This ongoing armed conflict with transnational terrorist groups has also made Hughes’s post-armistice concerns about indefinitely protracted war powers seem prophetic. Many critics of invoking war powers to combat al Qaeda and related terrorist groups point to the perpetual duration of this conflict. A war against sprawling terrorist networks, they point out with a faint echo of Hughes’s own arguments in Burleson, is unlikely to end conclusively in the foreseeable future, so applying legal rules or powers premised on traditional wars among states risks overturning fundamental but fragile value balances. 410 See, e.g., Bruce Ackerman, The Emergency Constitution, 113 Yale L.J. 1029, 1033 (2004) (“[I]f we choose to call this a war, it will be endless. This means that we not only subject everybody to the risk of detention by the Commander in Chief, but we subject everybody to the risk of endless detention.”); Stephen I. Vladeck, Ludecke’s Lengthening Shadow: The Disturbing Prospect of a War Without End, 2 J. Nat’l Security L. & Pol’y 53, 56 (2006) (“Whether or not the conflict against terrorism is a ‘new’ kind of war, the President’s authority to conduct traditional, temporary wars should not be accepted as justifying the permanent exercise of the war powers.”). Even in upholding the detention of enemy combatants captured and removed from Afghanistan soon after the 9/11 attacks, Justice O’Connor wrote forewarningly for the Court in 2004 that at some point an indefinite duration might cause traditional legal doctrines to “unravel.” 411 Hamdi v. Rumsfeld, 542 U.S. 507, 521 (2004). Writing four years later for the Court in holding that Guantanamo detainees have a constitutional right to habeas corpus, Justice Kennedy cautioned: “Because our Nation’s past military conflicts have been of limited duration, it has been possible to leave the outer boundaries of war powers undefined. If, as some fear, terrorism continues to pose dangerous threats to us for years to come, the Court might not have this luxury.” 412 Boumediene v. Bush, 553 U.S. 723, 797–98 (2008).

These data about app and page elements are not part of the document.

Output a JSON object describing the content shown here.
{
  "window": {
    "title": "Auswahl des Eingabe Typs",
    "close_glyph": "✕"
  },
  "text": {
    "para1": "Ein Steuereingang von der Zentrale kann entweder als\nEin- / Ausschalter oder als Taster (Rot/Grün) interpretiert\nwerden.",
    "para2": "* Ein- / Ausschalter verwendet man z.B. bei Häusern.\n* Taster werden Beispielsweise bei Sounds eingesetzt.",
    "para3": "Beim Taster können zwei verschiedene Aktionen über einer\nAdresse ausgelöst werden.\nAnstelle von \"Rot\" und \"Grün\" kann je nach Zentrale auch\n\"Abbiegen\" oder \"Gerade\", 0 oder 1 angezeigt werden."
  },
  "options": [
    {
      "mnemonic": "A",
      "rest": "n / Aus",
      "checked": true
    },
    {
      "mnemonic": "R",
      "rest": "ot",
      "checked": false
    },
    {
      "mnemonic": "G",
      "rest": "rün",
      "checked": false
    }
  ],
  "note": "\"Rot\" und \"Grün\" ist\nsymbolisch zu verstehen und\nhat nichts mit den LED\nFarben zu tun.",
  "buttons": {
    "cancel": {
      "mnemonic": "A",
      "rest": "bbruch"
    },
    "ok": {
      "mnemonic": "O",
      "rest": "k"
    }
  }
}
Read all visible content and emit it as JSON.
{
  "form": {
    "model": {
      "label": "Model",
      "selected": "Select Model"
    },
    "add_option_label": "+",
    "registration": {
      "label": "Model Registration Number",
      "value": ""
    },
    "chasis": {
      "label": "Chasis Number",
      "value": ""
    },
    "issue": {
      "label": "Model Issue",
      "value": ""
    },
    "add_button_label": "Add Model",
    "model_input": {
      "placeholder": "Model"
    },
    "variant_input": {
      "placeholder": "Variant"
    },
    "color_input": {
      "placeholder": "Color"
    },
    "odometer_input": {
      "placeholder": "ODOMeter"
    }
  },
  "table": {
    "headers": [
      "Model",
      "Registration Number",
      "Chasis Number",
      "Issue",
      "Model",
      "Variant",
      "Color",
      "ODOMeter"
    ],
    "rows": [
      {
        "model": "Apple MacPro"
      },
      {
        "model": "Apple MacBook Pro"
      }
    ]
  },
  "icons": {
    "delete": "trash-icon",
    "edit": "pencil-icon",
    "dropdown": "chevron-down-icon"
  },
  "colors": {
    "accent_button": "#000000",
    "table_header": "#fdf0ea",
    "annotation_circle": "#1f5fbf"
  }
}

One can now see traces of Hughes’s footprints in these words. The temporally indefinite character of the war against al Qaeda and, more recently, the Islamic State—and hence temporally indefinite war powers—is not simply one of attaining a successful military outcome. 413 See Bobbitt, Terror and Consent, supra note 325, at 212–13 (discussing the need to develop new understandings of “success” in waging war against terrorist organizations). As with the duration of World War I constitutional powers, it is also a matter of determining politically what a victory looks like. 414 See Blum, supra note 323, at 394 (“A successful military campaign . . . is not a sufficient condition for victory, nor is it always a necessary one. Political, economic, and civic forces may all shape the longer-term outcome of the war so as to render it an overall success or failure.”).